• **ABOUT THIS TASK**: Scan the listing and copy each line where the word "dodamiranda" is present.

- - - -

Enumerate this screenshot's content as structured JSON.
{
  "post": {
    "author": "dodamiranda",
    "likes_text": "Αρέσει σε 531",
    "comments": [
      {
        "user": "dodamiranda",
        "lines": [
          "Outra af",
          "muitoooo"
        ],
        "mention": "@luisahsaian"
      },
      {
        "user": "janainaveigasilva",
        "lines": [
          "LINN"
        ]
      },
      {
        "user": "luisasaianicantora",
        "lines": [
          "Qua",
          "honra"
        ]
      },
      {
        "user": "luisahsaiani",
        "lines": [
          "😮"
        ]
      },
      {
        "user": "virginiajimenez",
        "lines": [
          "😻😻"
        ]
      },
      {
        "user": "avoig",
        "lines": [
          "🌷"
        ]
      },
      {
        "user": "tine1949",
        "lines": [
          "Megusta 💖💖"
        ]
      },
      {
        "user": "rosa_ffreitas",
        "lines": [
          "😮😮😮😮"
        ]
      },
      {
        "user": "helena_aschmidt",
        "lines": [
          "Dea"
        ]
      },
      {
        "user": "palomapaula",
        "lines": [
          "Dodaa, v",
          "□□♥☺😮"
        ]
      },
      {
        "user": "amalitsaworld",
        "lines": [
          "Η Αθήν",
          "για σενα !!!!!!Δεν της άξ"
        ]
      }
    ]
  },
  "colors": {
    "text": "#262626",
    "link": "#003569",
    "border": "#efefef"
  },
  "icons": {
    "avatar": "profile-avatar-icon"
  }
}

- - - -

• **SOLUTION TO THE EXERCISE**:
    "author": "dodamiranda",
        "user": "dodamiranda",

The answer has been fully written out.